▶ **WHAT THE EXERCISE ASKS**: Determine how many lines of the material below include "Yönetimi", and reply with that number alone.

◇ ◇ ◇ ◇ ◇

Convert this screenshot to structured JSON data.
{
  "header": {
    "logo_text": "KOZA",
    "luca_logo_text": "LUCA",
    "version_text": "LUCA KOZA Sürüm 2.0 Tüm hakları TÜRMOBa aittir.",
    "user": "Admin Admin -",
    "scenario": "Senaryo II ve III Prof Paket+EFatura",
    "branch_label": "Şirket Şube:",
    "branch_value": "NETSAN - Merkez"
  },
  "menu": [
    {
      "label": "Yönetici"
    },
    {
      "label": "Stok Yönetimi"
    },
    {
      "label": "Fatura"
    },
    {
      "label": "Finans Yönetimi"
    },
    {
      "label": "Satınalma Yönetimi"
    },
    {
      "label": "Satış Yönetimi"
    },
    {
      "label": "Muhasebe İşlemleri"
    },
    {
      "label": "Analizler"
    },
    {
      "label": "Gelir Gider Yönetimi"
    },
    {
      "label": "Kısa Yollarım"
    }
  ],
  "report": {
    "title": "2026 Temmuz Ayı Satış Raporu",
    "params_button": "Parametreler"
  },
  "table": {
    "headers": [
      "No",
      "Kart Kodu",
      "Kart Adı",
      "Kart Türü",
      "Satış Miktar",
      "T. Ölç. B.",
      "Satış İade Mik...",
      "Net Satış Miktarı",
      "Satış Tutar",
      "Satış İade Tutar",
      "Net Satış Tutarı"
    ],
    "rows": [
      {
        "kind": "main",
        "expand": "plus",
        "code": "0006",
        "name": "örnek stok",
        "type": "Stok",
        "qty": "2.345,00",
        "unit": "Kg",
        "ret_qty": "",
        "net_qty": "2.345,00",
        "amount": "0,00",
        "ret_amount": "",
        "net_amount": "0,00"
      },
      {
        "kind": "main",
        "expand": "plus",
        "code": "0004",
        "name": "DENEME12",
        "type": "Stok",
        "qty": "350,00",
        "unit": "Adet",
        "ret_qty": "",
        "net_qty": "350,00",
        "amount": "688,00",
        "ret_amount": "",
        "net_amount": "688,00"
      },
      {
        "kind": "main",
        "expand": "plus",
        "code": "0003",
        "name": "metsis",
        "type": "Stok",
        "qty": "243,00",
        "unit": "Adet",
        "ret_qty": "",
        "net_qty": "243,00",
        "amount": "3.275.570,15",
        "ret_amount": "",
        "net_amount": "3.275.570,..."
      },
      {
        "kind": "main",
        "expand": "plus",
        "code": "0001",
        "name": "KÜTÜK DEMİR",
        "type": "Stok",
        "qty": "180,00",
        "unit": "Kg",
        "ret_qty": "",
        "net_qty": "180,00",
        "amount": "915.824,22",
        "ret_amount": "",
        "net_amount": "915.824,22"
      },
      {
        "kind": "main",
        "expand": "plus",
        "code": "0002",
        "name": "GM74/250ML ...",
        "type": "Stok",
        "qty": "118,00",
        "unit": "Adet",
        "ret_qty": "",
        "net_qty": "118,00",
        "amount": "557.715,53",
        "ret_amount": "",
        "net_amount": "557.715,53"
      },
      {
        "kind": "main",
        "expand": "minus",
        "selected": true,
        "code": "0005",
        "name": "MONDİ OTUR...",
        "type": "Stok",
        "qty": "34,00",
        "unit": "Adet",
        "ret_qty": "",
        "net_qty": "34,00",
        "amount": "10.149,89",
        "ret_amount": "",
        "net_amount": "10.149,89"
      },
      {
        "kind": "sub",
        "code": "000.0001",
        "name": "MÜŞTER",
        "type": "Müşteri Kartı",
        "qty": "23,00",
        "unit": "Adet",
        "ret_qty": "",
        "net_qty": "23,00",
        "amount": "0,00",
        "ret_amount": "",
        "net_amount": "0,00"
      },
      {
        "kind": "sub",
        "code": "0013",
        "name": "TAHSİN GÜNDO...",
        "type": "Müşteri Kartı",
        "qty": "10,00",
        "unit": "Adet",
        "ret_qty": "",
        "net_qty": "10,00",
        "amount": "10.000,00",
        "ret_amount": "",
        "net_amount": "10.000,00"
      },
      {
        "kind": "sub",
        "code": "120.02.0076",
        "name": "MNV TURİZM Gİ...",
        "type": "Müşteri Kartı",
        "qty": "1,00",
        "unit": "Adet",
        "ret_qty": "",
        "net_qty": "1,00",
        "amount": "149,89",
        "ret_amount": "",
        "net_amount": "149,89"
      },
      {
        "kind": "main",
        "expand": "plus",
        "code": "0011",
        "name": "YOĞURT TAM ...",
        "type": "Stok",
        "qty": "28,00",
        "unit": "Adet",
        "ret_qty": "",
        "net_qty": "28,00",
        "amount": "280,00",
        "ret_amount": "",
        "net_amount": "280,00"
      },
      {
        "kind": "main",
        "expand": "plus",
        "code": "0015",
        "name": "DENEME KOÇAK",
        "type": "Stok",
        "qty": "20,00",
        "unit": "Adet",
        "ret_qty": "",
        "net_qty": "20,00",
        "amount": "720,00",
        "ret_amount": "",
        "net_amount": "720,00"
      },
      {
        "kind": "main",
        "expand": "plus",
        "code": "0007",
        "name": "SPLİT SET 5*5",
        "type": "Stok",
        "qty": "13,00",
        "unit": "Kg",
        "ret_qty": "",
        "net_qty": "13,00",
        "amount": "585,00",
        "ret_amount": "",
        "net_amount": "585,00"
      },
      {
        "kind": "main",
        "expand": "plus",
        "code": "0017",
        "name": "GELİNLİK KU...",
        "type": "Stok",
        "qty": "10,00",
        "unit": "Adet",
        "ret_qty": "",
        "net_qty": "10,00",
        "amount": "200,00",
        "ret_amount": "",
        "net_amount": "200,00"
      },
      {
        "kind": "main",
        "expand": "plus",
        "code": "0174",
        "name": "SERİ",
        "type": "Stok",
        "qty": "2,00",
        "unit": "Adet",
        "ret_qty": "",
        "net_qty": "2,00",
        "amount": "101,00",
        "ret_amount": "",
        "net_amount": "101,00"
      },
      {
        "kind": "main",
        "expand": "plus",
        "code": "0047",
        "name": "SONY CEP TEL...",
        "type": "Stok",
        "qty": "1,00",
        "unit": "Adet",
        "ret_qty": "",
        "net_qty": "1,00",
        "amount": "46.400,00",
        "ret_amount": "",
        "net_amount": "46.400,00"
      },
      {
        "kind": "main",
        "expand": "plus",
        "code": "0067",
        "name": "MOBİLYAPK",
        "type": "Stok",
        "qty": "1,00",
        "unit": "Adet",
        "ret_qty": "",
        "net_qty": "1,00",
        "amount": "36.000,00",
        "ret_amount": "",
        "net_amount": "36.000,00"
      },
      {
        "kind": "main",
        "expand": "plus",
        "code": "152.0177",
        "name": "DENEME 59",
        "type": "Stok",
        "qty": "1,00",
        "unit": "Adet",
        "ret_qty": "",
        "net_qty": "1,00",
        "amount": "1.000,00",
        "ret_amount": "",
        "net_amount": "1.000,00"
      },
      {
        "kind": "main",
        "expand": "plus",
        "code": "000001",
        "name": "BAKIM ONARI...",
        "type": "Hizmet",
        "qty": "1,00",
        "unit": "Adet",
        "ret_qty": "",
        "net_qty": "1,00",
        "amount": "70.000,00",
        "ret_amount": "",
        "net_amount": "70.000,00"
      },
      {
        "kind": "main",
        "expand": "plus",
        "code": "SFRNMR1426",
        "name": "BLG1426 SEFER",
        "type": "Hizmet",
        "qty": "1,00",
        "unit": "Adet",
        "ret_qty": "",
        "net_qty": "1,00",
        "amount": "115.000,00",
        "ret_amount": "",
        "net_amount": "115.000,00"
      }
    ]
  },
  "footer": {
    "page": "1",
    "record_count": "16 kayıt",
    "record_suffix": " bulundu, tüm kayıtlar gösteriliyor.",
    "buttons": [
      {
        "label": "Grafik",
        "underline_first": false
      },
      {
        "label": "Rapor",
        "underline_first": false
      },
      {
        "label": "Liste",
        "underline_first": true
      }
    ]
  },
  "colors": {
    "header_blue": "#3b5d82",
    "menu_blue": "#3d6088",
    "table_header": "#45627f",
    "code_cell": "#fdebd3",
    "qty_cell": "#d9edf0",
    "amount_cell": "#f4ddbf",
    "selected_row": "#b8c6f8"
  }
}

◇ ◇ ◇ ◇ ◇

▶ **EXERCISE RESULT**: 5